Only 2 show for sales tax hearing
LISBON — Only two people showed up at Wednesday evening’s public hearing on the 1 percent county sales tax, but their presence sparked a lively discussion with county commissioners about what is the fairest tax of all.
The sales tax expires at the end of 2020, but commissioners decided to seek its renewal early and place it on the Nov. 5 ballot. Before they can do so, they must hold two public hearings.
Commission Chairman Mike Halleck started the meeting by pointing out how important the tax is to county operations. The 1 percent tax, along with a 0.5 percent county sales tax imposed in 2007 by their predecessors, generated a combined $15.7 million last year,, representing more than 70 percent of the county general fund’s operating income.
“Obviously, it’s important we continue to have it to operate the county in an efficient manner,” he said.
John and Sally Dyce were the only members of the public at the hearing, and Halleck asked them if they would wish to comment about the tax. Dyce, who has twice run for state representative, said while he is not necessarily opposed to the tax, he believes it is an inherently unfair tax because of the impact on poorer citizens or those on fixed incomes, such as the elderly, because they have less money to spend.
“If you gave them a 1 percent break on the sales tax that would be huge. I know you can’t do that” but the state legislature should come of with a more equitable way to fund government operations, he said.
“You’d be a really popular guy if you could figure that out,” Commissioner Jim Hoppel told him.
Hoppel pointed out commissioners have done what they can to minimize the impact on residents by agreeing in 2005 to quit collecting 2 mills in property taxes in exchange for voters renewing the 1 percent sales tax that year, which they did, and they have continued to honor that pledge. The owner of a $100,000 home is paying $61 less in property taxes as a result.
“That 2 mills now brings in $4 million a year that we gave back,” he said. The 2 mills would actually generate $3.5 million per year for commissioners, according to the county auditor’s office.
Dyce, who is contemplating running for commissioner next year, said the problem with the sales tax is lower-income households end up spending a higher percentage of their disposable income then those who are more well off. Then he provided a couple of hypothetical examples of people at opposite ends of the income scale to prove his point.
He also referred to a hand out that showed the top 1 percent of earners ($419,000-plus) pay 5.4 percent of their salary in sales tax, while the lowest 20 percent ($18,000 and under) pay 10.9 percent. The newspaper did the math and determined that 5.4 percent comes out to $22,626 for the households in the top 1 percent and $1,962 for those in the bottom 20 percent.
Halleck said he does not dispute what Dyce was saying, but he pointed out the sales tax in Ohio does not apply to groceries.
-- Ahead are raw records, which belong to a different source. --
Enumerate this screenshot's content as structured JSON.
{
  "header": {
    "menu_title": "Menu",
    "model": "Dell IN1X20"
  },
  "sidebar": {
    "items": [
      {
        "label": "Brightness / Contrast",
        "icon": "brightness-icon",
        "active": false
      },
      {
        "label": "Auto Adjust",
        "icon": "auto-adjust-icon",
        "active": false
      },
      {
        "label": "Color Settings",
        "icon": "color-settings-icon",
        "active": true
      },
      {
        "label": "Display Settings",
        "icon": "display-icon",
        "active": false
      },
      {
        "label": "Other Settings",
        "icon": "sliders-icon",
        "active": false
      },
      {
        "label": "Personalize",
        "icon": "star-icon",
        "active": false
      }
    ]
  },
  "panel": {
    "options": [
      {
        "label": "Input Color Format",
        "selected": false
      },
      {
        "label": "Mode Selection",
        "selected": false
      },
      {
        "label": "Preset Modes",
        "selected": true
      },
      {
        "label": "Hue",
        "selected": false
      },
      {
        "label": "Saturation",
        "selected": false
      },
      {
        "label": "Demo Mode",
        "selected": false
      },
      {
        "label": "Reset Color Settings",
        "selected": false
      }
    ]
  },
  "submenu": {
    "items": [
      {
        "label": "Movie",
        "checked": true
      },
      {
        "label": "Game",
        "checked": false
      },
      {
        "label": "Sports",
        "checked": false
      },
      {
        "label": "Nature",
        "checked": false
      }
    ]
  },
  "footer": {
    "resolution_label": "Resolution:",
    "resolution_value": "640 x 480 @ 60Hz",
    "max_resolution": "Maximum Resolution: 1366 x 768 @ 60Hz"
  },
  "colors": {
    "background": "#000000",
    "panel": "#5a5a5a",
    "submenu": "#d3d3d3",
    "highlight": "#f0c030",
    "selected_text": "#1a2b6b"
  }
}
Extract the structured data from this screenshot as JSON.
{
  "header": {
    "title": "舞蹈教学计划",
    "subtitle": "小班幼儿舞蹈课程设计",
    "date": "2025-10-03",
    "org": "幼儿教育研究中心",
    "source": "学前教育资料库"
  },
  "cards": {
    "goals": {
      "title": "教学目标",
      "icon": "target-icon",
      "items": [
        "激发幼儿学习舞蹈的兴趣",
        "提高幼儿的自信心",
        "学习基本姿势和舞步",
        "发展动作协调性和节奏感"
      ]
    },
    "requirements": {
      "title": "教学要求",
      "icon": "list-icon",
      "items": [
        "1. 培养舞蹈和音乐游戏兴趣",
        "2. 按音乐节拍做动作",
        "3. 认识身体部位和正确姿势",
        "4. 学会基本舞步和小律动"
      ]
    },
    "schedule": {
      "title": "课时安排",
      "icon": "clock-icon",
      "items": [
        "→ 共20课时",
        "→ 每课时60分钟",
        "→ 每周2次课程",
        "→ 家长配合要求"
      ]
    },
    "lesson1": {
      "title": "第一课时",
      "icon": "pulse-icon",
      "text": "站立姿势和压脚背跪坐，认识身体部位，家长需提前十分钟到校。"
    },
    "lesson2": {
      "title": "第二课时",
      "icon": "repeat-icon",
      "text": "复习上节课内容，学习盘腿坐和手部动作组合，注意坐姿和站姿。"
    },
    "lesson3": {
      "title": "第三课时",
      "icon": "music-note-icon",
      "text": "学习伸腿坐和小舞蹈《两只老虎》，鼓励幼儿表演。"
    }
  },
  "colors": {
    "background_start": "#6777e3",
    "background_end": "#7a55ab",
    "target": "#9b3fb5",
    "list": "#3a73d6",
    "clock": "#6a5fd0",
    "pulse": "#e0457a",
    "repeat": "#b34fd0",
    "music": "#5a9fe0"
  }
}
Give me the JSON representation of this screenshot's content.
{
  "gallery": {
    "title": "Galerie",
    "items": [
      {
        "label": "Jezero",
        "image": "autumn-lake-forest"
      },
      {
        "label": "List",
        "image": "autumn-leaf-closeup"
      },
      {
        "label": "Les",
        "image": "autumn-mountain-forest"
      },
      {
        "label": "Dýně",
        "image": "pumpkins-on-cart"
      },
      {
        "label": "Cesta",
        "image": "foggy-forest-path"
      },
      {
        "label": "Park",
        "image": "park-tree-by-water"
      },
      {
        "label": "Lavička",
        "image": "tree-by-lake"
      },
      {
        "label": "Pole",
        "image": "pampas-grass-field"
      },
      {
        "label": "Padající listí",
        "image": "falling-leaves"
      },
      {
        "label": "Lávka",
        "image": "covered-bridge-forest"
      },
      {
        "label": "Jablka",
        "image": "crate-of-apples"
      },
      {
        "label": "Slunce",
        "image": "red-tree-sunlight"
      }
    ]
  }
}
Also exempt are such things as prescription drugs, most utilities and gasoline (although there is a separate state fuel tax, which was just increased starting July 1).
Halleck believes the sales tax to be a fair tax because those who spend more pay more, and most people — to a certain extent — can control that by what they purchase. “I would prefer a sales tax because you only pay it on what you can afford,” he said.
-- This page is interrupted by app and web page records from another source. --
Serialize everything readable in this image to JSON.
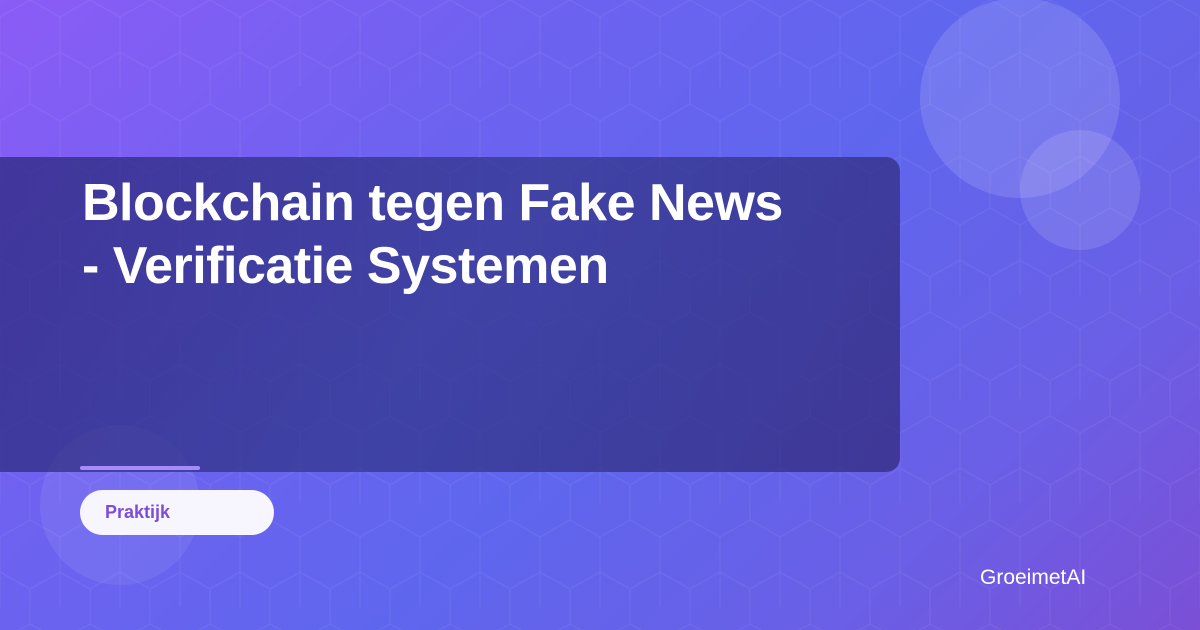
{
  "card": {
    "title": "Blockchain tegen Fake News - Verificatie Systemen",
    "category": "Praktijk",
    "brand": "GroeimetAI"
  },
  "colors": {
    "background_start": "#8b5cf6",
    "background_mid": "#5f66ee",
    "background_end": "#7b4fd6",
    "panel": "#2d2f82",
    "accent": "#a78bfa",
    "badge_bg": "#f7f5fd",
    "badge_text": "#7c4dd8",
    "text": "#ffffff"
  },
  "icons": [
    "hexagon-pattern",
    "decorative-circle"
  ]
}
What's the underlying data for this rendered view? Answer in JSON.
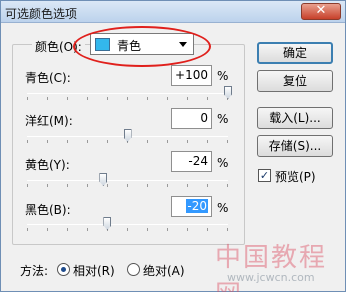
{
  "window": {
    "title": "可选颜色选项",
    "close_glyph": "✕"
  },
  "colors": {
    "label": "颜色(O):",
    "selected": "青色",
    "swatch_color": "#33b7ec",
    "highlight_color": "#e0201c"
  },
  "rows": [
    {
      "label": "青色(C):",
      "value": "+100",
      "unit": "%",
      "level": 1.0
    },
    {
      "label": "洋红(M):",
      "value": "0",
      "unit": "%",
      "level": 0.5
    },
    {
      "label": "黄色(Y):",
      "value": "-24",
      "unit": "%",
      "level": 0.38
    },
    {
      "label": "黑色(B):",
      "value": "-20",
      "unit": "%",
      "level": 0.4
    }
  ],
  "buttons": {
    "ok": "确定",
    "reset": "复位",
    "load": "载入(L)...",
    "save": "存储(S)..."
  },
  "preview": {
    "label": "预览(P)",
    "checked": true,
    "check_glyph": "✓"
  },
  "method": {
    "label": "方法:",
    "relative": "相对(R)",
    "absolute": "绝对(A)",
    "selected": "relative"
  },
  "watermark": {
    "text": "中国教程网",
    "url": "www.jcwcn.com"
  }
}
Dyce believes the income tax is the fairest tax of all.
Commissioner Tim Weigle weighed into the debate by going back to Dyce’s hypothetical household examples about how the person making less ends up paying a higher percentage of their income with a sales tax. He pointed out that the hypothetical low-income household Dyce cited would end up paying no income taxes, whereas the higher income person still does and they both would end up with about the same amount of disposable income.
Fifty of Ohio’s 88 counties have a 1.5 pretence county sales tax, which is the most that can be assessed. An additional 0.5 percent county sales tax can be sought to fund public transportation, but commissioners said they have no intention of ever doing that.
Weigle said while no one really likes paying taxes, he believes commissioners have been good stewards of the tax dollars given them and promised to continue acting in a fiscally responsible way.
The second public hearing is scheduled for 9:30 a.m. Wednesday.